Dehydrated Box Turtle Found Painted With Nail Polish and Glitter Dies

The eastern box turtle was roaming a residential neighborhood and brought to Starks Parks Wildlife Conservation Center.
Eastern Box Turtle Painted With Nail Polish
This eastern box turtle unfortunately passed away after it was found dehydrated with its shell painted with nail polish. Photo by Starks Parks/Facebook

An eastern box turtle (Terrapene carolina carolina) that was found dehydrated with its shell painted with nail polish and glitter has died. The turtle was brought to the Starks Parks Wildlife Conservation Center, Massillon, OH around August 5, where the veterinarian there successfully removed all the nail polish and glitter and outfitted her with a feeding tube in an effort to help in her recovery. But the turtle, also known as a woodland box turtle, died last week despite the efforts to save her.

Posted by Stark Parks on Wednesday, August 5, 2020

“We are sad to report that the turtle passed away today,” Starks parks wrote on its Facebook page. “We thank you for sharing the post and helping educate about the difference between a wild animal and a pet. The fact that this turtle was painted and the shape that it was found in indicates this turtle was held in captivity as a ‘pet’ for an unknown period of time. Woodland box turtles are a species of concern in Ohio due to their decreasing population from habitat loss and the pet trade and keeping them in captivity without an education permit is currently illegal.

Eastern Box Turtle Care Sheet

Herping The Eastern Box Turtle

A torrtoise’s shell that is painted prevents a tortoise from receiving much needed ultraviolet light that helps them to produce vitamin D3, which is essential to their health.

Box turtles are widely captive-bred. There are 14 North American species and 12 Asian species. Some of the popular box turtles kept as pets include the eastern box turtle, three-toed box turtle, and the ornate box turtle.
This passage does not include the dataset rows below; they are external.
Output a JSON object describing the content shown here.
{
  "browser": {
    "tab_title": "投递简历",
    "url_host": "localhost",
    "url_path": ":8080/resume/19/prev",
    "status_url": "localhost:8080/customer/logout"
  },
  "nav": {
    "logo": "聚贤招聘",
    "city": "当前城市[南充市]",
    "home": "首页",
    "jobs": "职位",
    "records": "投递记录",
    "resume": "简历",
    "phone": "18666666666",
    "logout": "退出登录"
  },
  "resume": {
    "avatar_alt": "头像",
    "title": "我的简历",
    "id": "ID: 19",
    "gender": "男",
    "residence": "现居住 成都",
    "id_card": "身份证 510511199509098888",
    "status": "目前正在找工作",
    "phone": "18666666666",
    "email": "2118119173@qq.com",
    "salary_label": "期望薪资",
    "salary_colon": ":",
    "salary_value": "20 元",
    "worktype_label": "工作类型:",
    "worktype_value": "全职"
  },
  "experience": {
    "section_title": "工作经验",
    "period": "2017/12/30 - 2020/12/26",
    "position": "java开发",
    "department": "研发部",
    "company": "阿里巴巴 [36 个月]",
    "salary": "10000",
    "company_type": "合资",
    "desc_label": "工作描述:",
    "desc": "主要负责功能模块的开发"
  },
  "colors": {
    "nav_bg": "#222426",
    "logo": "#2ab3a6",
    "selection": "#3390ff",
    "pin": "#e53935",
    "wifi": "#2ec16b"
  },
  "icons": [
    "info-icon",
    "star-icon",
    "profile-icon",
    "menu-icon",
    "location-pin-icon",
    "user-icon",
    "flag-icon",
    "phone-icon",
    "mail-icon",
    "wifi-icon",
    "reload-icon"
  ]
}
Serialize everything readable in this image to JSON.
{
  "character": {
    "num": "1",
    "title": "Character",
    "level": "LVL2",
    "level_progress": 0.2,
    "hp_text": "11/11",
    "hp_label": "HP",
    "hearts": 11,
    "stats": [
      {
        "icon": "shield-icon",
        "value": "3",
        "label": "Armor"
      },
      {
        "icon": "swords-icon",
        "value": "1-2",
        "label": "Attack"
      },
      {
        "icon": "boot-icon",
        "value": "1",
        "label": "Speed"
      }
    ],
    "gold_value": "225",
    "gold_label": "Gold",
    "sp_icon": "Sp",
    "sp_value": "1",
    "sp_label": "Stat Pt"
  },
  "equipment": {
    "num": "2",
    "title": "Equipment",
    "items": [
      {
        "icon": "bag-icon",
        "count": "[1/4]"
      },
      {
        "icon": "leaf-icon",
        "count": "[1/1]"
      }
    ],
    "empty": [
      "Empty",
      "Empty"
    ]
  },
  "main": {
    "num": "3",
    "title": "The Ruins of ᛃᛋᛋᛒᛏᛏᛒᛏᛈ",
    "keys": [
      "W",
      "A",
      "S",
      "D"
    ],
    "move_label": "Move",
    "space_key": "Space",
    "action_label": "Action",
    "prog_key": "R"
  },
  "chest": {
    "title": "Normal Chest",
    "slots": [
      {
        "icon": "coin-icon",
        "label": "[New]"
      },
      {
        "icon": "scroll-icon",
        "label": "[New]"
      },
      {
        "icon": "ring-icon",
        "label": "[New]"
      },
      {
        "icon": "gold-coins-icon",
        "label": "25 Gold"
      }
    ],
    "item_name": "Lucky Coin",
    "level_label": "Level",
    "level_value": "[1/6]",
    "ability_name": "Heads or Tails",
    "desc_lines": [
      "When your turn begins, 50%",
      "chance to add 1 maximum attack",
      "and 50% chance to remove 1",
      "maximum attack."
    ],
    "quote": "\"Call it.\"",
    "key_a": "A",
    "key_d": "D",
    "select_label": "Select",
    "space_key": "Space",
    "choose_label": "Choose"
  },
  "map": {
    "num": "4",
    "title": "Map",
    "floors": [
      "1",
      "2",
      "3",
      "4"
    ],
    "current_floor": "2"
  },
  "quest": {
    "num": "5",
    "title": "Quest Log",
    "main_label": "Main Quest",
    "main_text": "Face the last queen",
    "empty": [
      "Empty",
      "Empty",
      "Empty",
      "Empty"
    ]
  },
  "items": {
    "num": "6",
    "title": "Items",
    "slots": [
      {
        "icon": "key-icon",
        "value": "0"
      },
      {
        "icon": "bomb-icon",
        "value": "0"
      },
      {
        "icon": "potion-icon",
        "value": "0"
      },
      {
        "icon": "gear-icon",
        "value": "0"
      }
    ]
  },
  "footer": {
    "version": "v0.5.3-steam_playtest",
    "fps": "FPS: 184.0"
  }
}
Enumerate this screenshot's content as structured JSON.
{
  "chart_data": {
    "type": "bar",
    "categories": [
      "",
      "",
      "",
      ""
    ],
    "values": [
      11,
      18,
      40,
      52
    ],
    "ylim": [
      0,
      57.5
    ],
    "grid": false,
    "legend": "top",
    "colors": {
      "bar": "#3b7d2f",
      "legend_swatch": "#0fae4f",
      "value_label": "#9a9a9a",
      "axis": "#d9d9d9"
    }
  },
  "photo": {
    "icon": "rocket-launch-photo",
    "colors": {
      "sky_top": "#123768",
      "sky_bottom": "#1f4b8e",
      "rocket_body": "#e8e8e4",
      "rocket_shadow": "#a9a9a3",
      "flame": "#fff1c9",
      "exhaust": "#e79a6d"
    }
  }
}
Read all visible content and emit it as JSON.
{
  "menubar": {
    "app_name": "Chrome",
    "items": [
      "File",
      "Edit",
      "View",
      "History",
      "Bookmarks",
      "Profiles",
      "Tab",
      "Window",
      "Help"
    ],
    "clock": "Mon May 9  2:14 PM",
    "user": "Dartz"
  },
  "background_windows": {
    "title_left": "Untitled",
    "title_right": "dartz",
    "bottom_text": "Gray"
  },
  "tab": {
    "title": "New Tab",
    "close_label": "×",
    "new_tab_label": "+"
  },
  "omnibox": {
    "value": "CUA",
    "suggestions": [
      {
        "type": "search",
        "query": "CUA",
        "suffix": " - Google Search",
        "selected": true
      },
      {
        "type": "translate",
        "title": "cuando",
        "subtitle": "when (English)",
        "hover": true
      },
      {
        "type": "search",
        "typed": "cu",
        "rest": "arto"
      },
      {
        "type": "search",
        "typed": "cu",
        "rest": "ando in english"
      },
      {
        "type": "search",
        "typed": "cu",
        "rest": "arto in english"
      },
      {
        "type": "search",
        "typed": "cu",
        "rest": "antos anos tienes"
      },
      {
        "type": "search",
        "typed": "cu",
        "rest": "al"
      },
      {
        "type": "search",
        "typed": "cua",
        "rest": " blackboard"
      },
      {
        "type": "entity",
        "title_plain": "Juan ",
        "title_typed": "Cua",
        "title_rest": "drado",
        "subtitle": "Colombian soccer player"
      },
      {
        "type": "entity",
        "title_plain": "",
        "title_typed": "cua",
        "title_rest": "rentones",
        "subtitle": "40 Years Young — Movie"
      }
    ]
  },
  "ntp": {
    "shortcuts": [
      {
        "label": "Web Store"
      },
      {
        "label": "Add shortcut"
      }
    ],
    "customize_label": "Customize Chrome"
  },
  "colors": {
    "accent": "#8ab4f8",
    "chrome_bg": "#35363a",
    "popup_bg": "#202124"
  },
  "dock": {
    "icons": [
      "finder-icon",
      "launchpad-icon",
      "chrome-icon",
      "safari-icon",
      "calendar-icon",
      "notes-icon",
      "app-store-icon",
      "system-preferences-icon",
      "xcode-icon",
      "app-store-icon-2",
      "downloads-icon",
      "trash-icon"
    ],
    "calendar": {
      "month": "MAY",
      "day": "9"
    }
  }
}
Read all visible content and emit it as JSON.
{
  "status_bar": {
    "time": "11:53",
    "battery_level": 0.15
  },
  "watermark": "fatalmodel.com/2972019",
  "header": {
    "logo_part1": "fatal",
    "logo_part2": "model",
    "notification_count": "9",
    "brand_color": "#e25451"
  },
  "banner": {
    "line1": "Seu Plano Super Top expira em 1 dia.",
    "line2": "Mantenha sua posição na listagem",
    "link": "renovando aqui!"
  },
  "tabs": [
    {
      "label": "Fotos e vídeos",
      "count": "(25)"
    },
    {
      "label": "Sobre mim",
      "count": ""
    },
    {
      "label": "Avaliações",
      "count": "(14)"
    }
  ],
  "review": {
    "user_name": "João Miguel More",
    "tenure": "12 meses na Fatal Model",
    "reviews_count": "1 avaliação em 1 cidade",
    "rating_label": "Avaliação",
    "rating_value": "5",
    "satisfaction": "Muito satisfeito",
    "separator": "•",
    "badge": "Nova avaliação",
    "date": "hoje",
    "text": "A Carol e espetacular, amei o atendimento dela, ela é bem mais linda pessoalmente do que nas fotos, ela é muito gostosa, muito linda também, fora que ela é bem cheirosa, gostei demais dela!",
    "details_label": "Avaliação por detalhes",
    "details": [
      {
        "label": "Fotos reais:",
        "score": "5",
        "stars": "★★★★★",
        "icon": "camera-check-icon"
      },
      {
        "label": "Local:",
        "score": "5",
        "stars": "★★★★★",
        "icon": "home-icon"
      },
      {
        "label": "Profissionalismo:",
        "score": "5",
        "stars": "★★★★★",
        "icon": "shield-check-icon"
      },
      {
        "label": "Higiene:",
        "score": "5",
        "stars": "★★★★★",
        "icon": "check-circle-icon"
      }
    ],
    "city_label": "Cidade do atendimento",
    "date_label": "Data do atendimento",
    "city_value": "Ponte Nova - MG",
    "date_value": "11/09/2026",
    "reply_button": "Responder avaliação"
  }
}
Always insist on captive-bred specimens as they will already be accustomed to life in captivity and are generally much healthier than wild-caught specimens.

Categories: Turtles & Tortoises Information & News